We often refer to John the Baptizer as a voice crying in the wilderness.
John’s message of the need for repentance and righteousness as well as his rather unorthodox appearance brought to mind the prophets of old in Israel’s history (see 1 Kings 1:8; Isaiah 40:3; Zechariah 13:4; Malachi 3:1 and 4:5). John stood out from the crowd. People wondered if he was sent to prepare people for the Messiah or if he might be the Messiah himself or if he might be another messianic pretender. And so they asked, “Who are you?” (John 1:19)
This question belies the quest for a savior or deliverer which recurs throughout human history. Joseph Campbell calls it the quest for “the hero.” Campbell studied religious stories around the world and found a recurring pattern in human society, the hero. The hero was born and raised in obscurity. Normally, the heroine/hero is unaware of her/his destiny until a crisis arises which requires the skills peculiar to her/him. The hero/heroine faces insurmountable odds, comes close to failure, but finally overcomes and restores order and justice to society. I agree with Campbell in general, but I prefer the expression “the secret savior” to “the hero.” Secret savior conveys the sense of communal surprise in the identity of the deliverer: the savior is not who one would expect but the opposite.
History is full of examples which confirm Campbell’s thesis: Moses, Samuel, David, Amos, Jesus, Muhammad and Joan of Arc, to name a few. Moreover, several fictional characters follow this same pattern: Superman, Luke Skywalker in the “Star Wars” series, Neho in the “Matrix” sagas, Mathias in “The Scorpion King” movie, and Kwai Chang Caine in the “Kung Fu” television series. Campbell would argue that this social archetype is deeply embedded in the human psyche and that is why it recurs throughout history in both the East and the West.
However, today we are not looking for a secret savior. We want the “obvious operator.” We want someone large and in charge. We have a set of expectations and certain criteria that must be met if we are to believe in someone. For example, when I was a graduate student, I participated in Wesley Foundation. One of the other students there was a big fan of a collegiate basketball coach who threw chairs and ruled the roost. He said that was what made him a good coach and led him to win a national championship. I quietly reminded him that Dean Smith had won more titles than this coach and that one John Wooden had won more national championships than both of them together. Fame and success are not mutually inclusive terms.
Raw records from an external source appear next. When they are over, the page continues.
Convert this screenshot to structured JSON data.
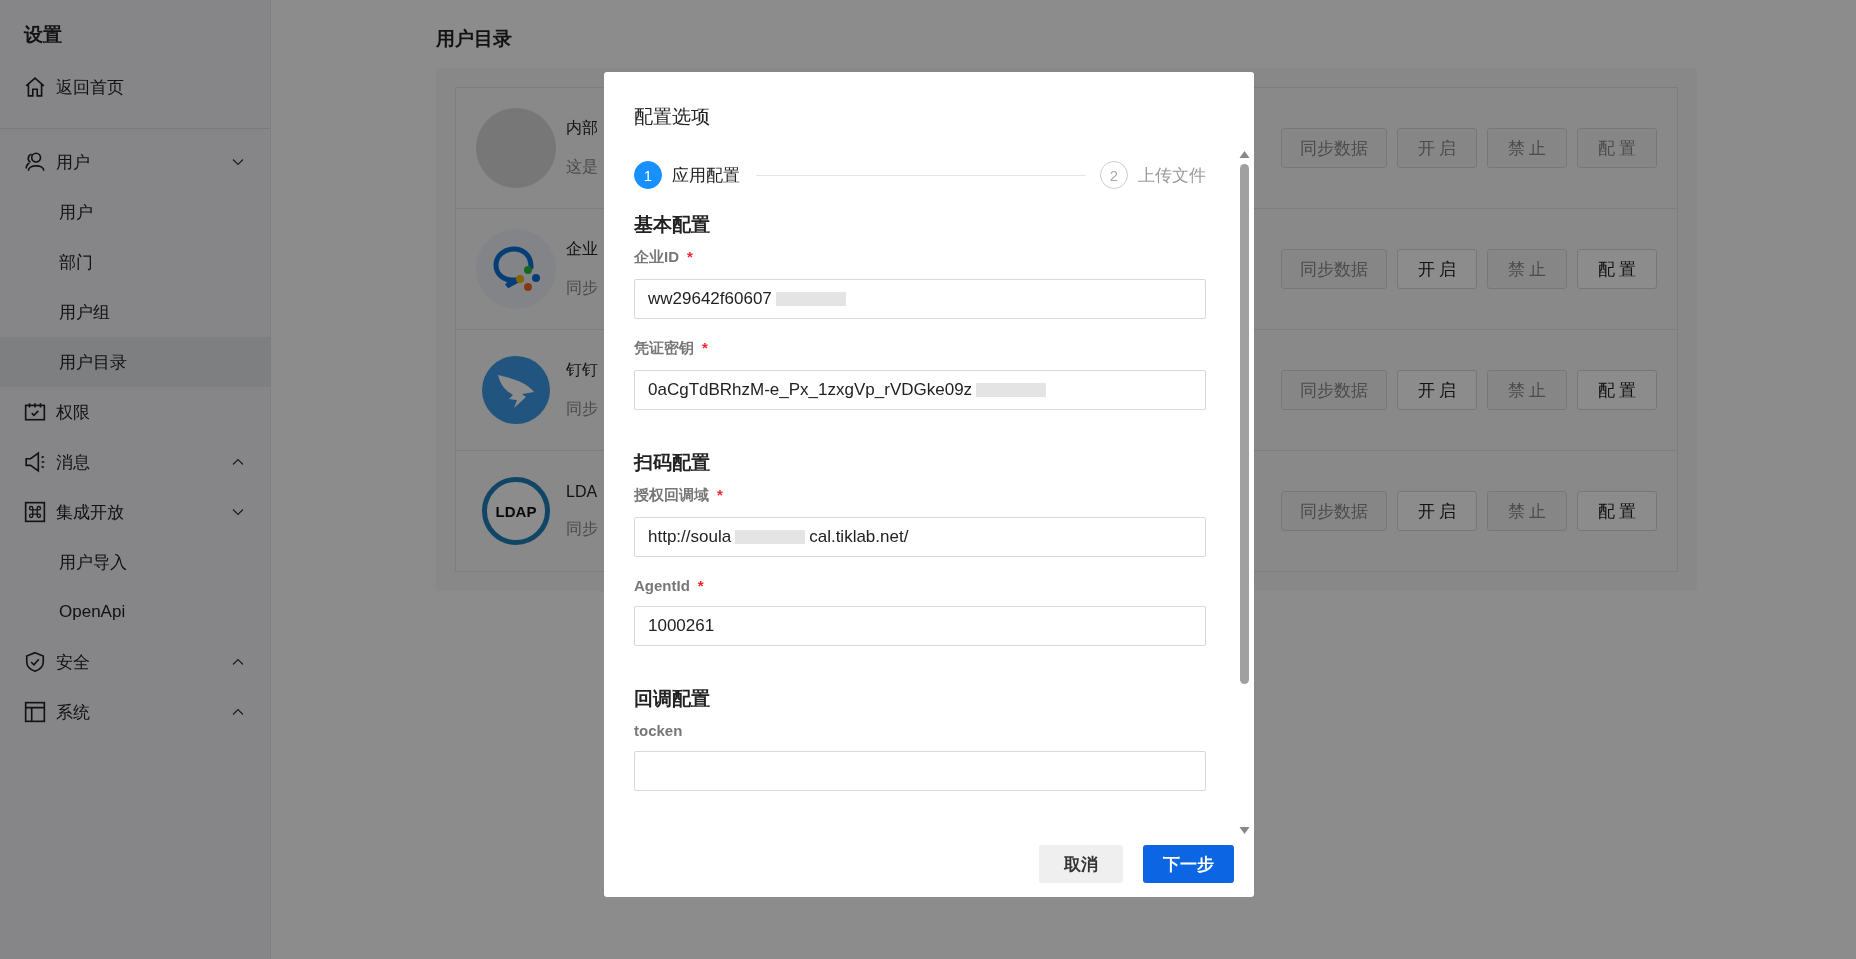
{
  "sidebar": {
    "title": "设置",
    "home": {
      "label": "返回首页"
    },
    "items": [
      {
        "label": "用户",
        "expanded": true,
        "children": [
          {
            "label": "用户",
            "selected": false
          },
          {
            "label": "部门",
            "selected": false
          },
          {
            "label": "用户组",
            "selected": false
          },
          {
            "label": "用户目录",
            "selected": true
          }
        ]
      },
      {
        "label": "权限"
      },
      {
        "label": "消息",
        "expanded": false
      },
      {
        "label": "集成开放",
        "expanded": true,
        "children": [
          {
            "label": "用户导入",
            "selected": false
          },
          {
            "label": "OpenApi",
            "selected": false
          }
        ]
      },
      {
        "label": "安全",
        "expanded": false
      },
      {
        "label": "系统",
        "expanded": false
      }
    ]
  },
  "page": {
    "title": "用户目录",
    "rows": [
      {
        "kind": "avatar",
        "name": "内部",
        "desc": "这是",
        "buttons": [
          {
            "label": "同步数据",
            "disabled": true
          },
          {
            "label": "开 启",
            "disabled": true
          },
          {
            "label": "禁 止",
            "disabled": true
          },
          {
            "label": "配 置",
            "disabled": true
          }
        ]
      },
      {
        "kind": "chat",
        "name": "企业",
        "desc": "同步",
        "buttons": [
          {
            "label": "同步数据",
            "disabled": true
          },
          {
            "label": "开 启",
            "disabled": false
          },
          {
            "label": "禁 止",
            "disabled": true
          },
          {
            "label": "配 置",
            "disabled": false
          }
        ]
      },
      {
        "kind": "wing",
        "name": "钉钉",
        "desc": "同步",
        "buttons": [
          {
            "label": "同步数据",
            "disabled": true
          },
          {
            "label": "开 启",
            "disabled": false
          },
          {
            "label": "禁 止",
            "disabled": true
          },
          {
            "label": "配 置",
            "disabled": false
          }
        ]
      },
      {
        "kind": "ldap",
        "logo_text": "LDAP",
        "name": "LDA",
        "desc": "同步",
        "buttons": [
          {
            "label": "同步数据",
            "disabled": true
          },
          {
            "label": "开 启",
            "disabled": false
          },
          {
            "label": "禁 止",
            "disabled": true
          },
          {
            "label": "配 置",
            "disabled": false
          }
        ]
      }
    ]
  },
  "dialog": {
    "title": "配置选项",
    "steps": [
      {
        "number": "1",
        "label": "应用配置",
        "selected": true
      },
      {
        "number": "2",
        "label": "上传文件",
        "selected": false
      }
    ],
    "sections": [
      {
        "title": "基本配置",
        "fields": [
          {
            "label": "企业ID",
            "required_mark": "*",
            "value": "ww29642f60607",
            "redacted": true
          },
          {
            "label": "凭证密钥",
            "required_mark": "*",
            "value": "0aCgTdBRhzM-e_Px_1zxgVp_rVDGke09z",
            "redacted": true
          }
        ]
      },
      {
        "title": "扫码配置",
        "fields": [
          {
            "label": "授权回调域",
            "required_mark": "*",
            "value": "http://soula",
            "value_end": "cal.tiklab.net/",
            "redacted": true
          },
          {
            "label": "AgentId",
            "required_mark": "*",
            "value": "1000261"
          }
        ]
      },
      {
        "title": "回调配置",
        "fields": [
          {
            "label": "tocken"
          }
        ]
      }
    ],
    "buttons": [
      {
        "label": "取消",
        "kind": "secondary"
      },
      {
        "label": "下一步",
        "kind": "primary"
      }
    ]
  }
}
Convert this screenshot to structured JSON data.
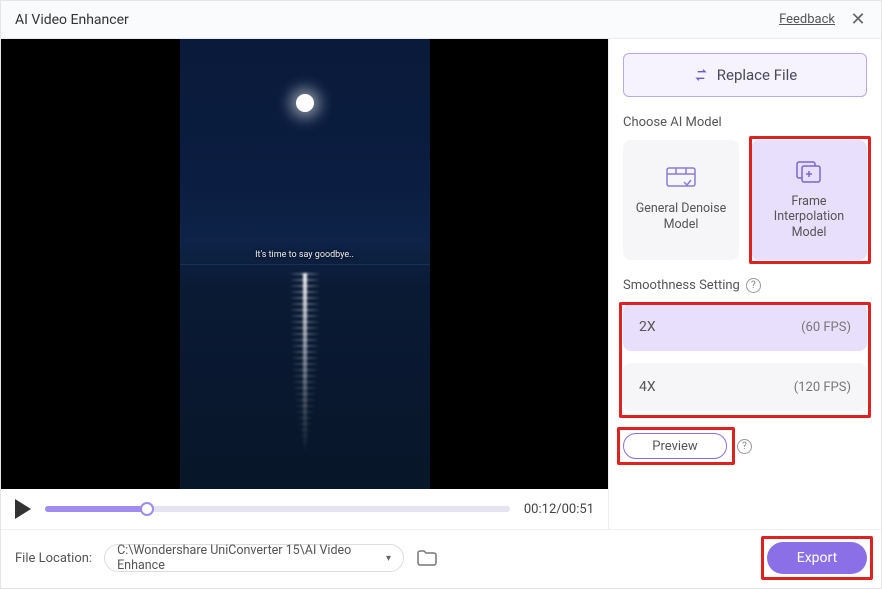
{
  "titlebar": {
    "title": "AI Video Enhancer",
    "feedback": "Feedback",
    "close_glyph": "✕"
  },
  "video": {
    "caption": "It's time to say goodbye..",
    "time_current": "00:12",
    "time_total": "00:51"
  },
  "buttons": {
    "replace": "Replace File",
    "preview": "Preview",
    "export": "Export"
  },
  "sections": {
    "model": "Choose AI Model",
    "smoothness": "Smoothness Setting"
  },
  "models": [
    {
      "id": "denoise",
      "label": "General Denoise Model",
      "active": false
    },
    {
      "id": "frame-interp",
      "label": "Frame Interpolation Model",
      "active": true
    }
  ],
  "smoothness": [
    {
      "mult": "2X",
      "fps": "(60 FPS)",
      "active": true
    },
    {
      "mult": "4X",
      "fps": "(120 FPS)",
      "active": false
    }
  ],
  "footer": {
    "label": "File Location:",
    "path": "C:\\Wondershare UniConverter 15\\AI Video Enhance"
  }
}
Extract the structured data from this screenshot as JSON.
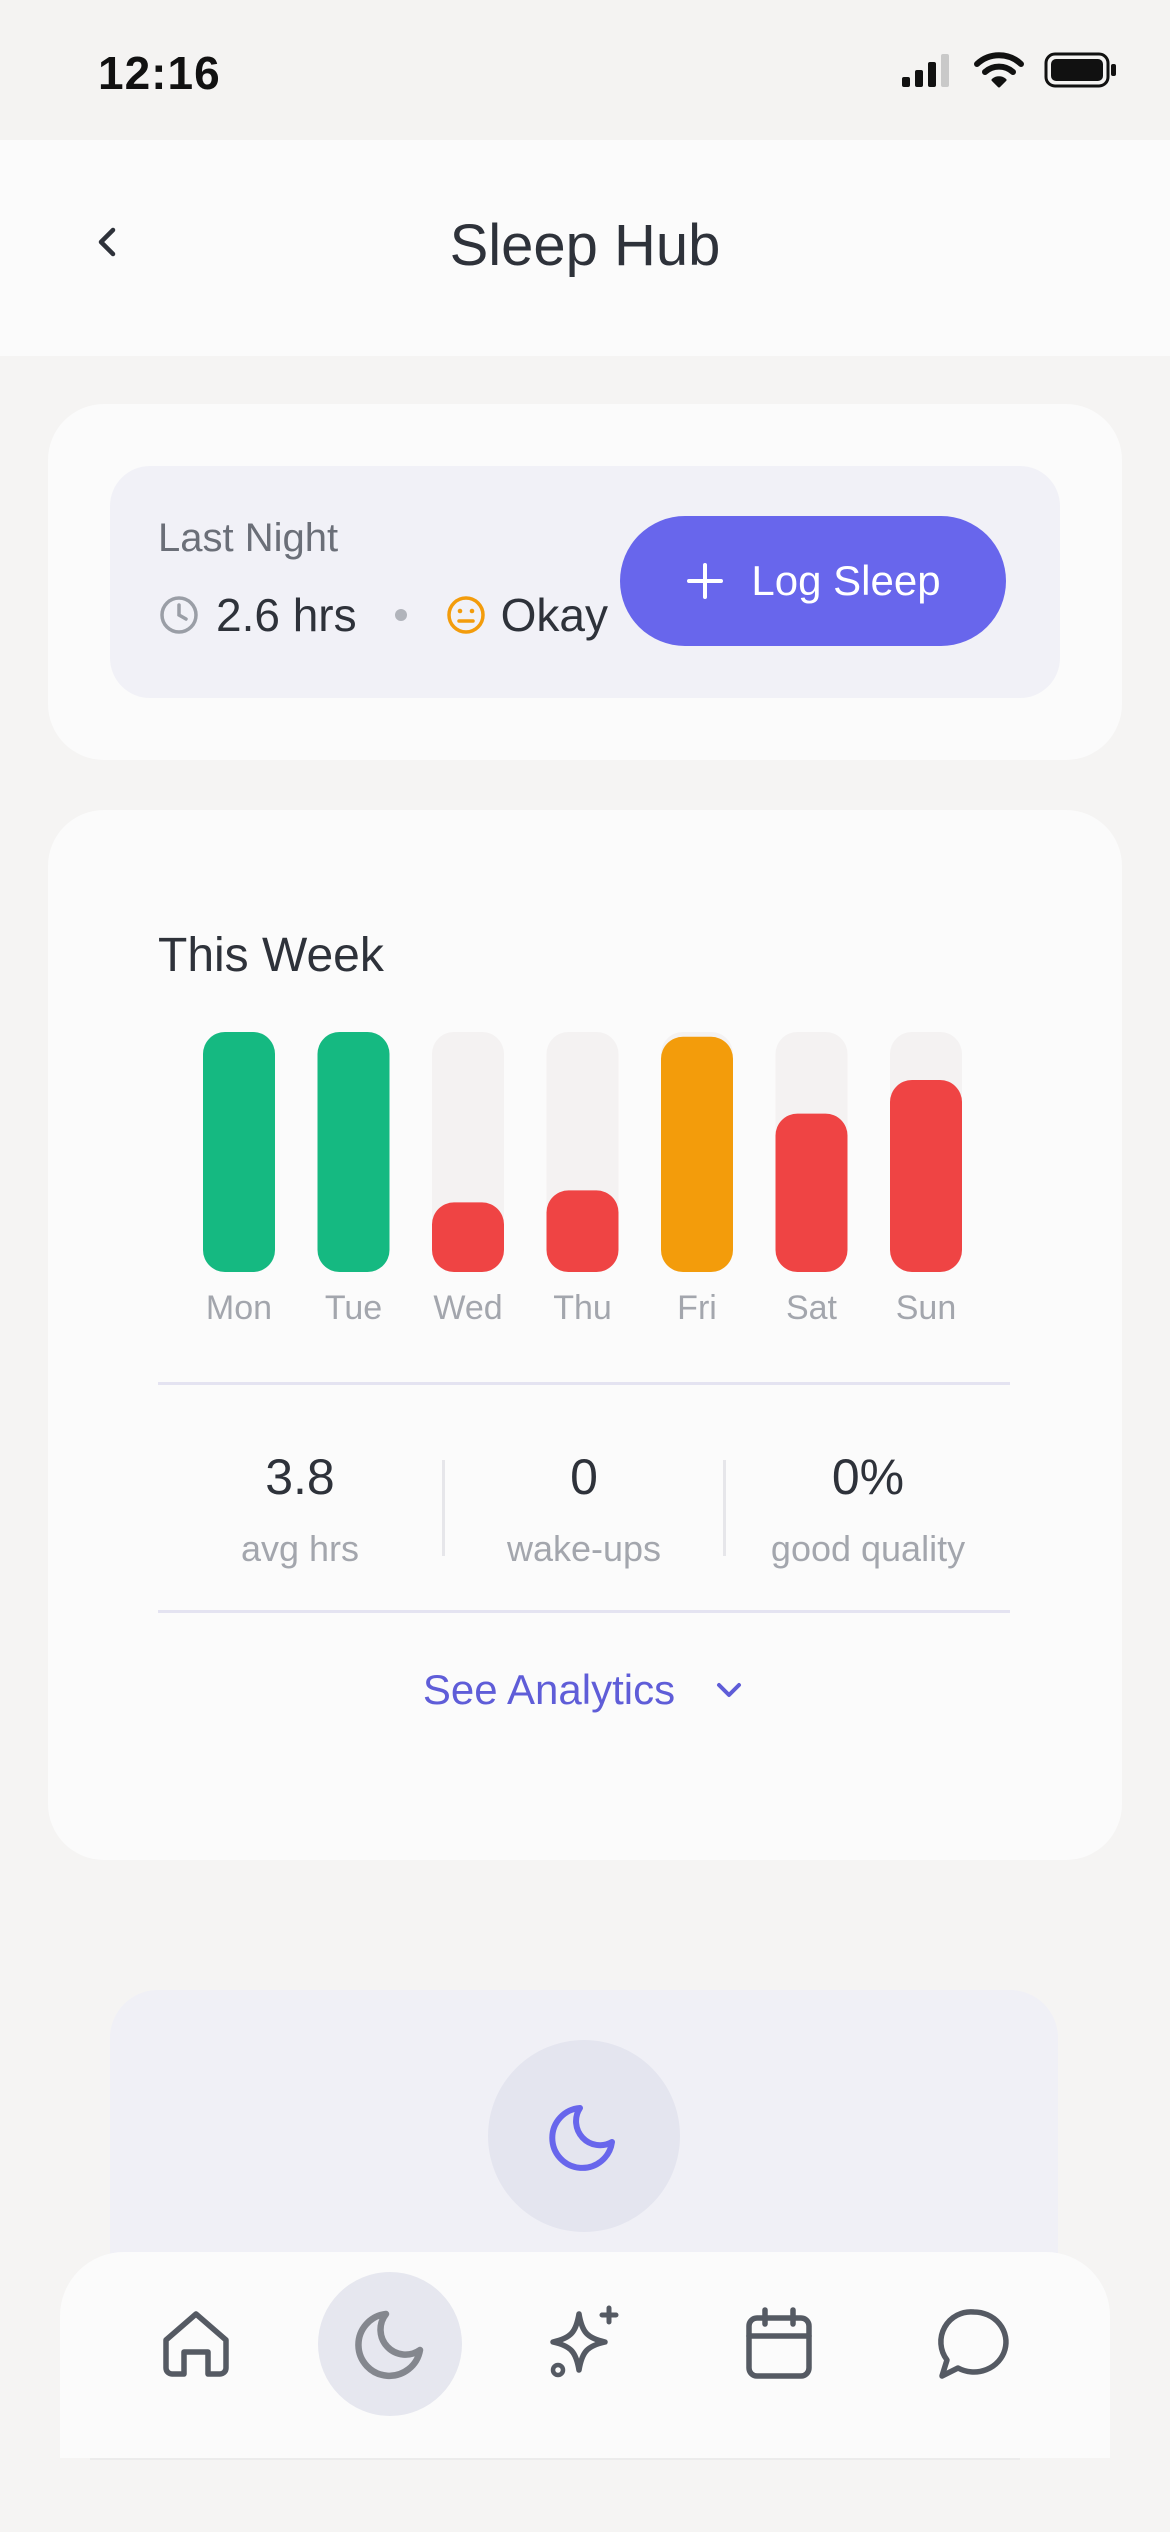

Too often today we want the person with the biggest profile without asking if someone else might be better for our situation. We Christians too frequently look for the famous and confuse it with the faithful. We look for notoriety and confuse it with noteworthiness. Far too often go on a quest for fame without asking if the person we are considering actually has the expertise we need or any expertise at all. For example, the Kardashians have made millions of dollars without demonstrating any appreciable talent or skill for anything but insulting people. They are not acclaimed writers, musicians, or educators. They are simply famous for being famous. And one should not blame the Kardashians for their notoriety. We should blame ourselves for living vicariously through them.
I was a student athlete in high school. I was elected president of the student body in the tenth grade. I was a good orator and it helped that my parents taught at the school. My notoriety helped to elect me. After being elected, I soon learned that running for office was much easier than actually serving in office. I was insufficiently experienced for the job. It was difficult to get juniors and seniors in high school to take me seriously. I had no idea how difficult it would be to get people to attend meetings and then to carry out assignments when they did attend them. As a result, in the future I never used whatever notoriety I might have to get elected to anything. If I did not believe that I was adequately prepared for any job, I did not seek the office.
The crowd asks John who he is. John confessed that he was not the Messiah. He was neither Elijah nor the Prophet. He said that someone stood in their midst whom they did not know, someone who was the coming Messiah (John 1:24-27). In other words, the hero was among them but unknown. He was a “secret savior.”
Today we look for salvation in all the wrong places. We are pre-occupied with one’s family, socio-economic status, where someone was educated and where he/she worked. I often wonder how many times I have overlooked secret saviors because they did not have the right credentials or because they were not gifted in self-promotion. How many times have I missed getting the help I needed because someone did not graduate from my alma mater, was not a member of my Greek organization, was not a member of my faith community or expressed her faith differently from me.
One of the mothers of my first church often said, “The car does not enhance the man. The man enhances the car.” By this she meant that it is what is inside that counts. Faith requires that we look beyond notoriety because goodness comes in all shapes and sizes and we have to look inside to find it.
Help us to hear when your chosen voices proclaim the work of your son, Jesus Christ, who lives and reigns in this world and the next. Amen.
Cold December flies away ELW 299 There’s a voice in the wilderness ELW 255
Nunc dimittis, Rene Clausen